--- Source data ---
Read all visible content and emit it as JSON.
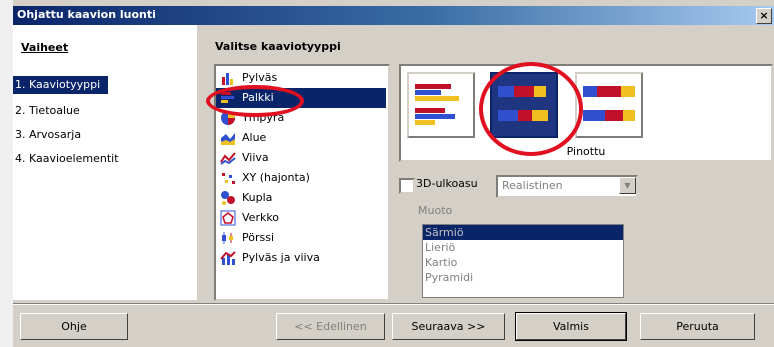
{
  "window": {
    "title": "Ohjattu kaavion luonti",
    "close": "×"
  },
  "steps": {
    "title": "Vaiheet",
    "items": [
      "1. Kaaviotyyppi",
      "2. Tietoalue",
      "3. Arvosarja",
      "4. Kaavioelementit"
    ],
    "selected_index": 0
  },
  "content": {
    "title": "Valitse kaaviotyyppi"
  },
  "chart_types": {
    "items": [
      "Pylväs",
      "Palkki",
      "Ympyrä",
      "Alue",
      "Viiva",
      "XY (hajonta)",
      "Kupla",
      "Verkko",
      "Pörssi",
      "Pylväs ja viiva"
    ],
    "selected_index": 1
  },
  "variants": {
    "selected_label": "Pinottu",
    "selected_index": 1
  },
  "three_d": {
    "label": "3D-ulkoasu",
    "checked": false,
    "combo_value": "Realistinen"
  },
  "shape": {
    "label": "Muoto",
    "items": [
      "Särmiö",
      "Lieriö",
      "Kartio",
      "Pyramidi"
    ],
    "selected_index": 0
  },
  "buttons": {
    "help": "Ohje",
    "back": "<< Edellinen",
    "next": "Seuraava >>",
    "finish": "Valmis",
    "cancel": "Peruuta"
  },
  "colors": {
    "accent": "#0a246a",
    "bar_red": "#c0102a",
    "bar_blue": "#3050d0",
    "bar_yellow": "#f0c020",
    "highlight_circle": "#e01020"
  }
}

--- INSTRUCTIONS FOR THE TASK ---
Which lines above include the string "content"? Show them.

--- SOLUTION TO THIS TASK ---
Read all visible content and emit it as JSON.
  "content": {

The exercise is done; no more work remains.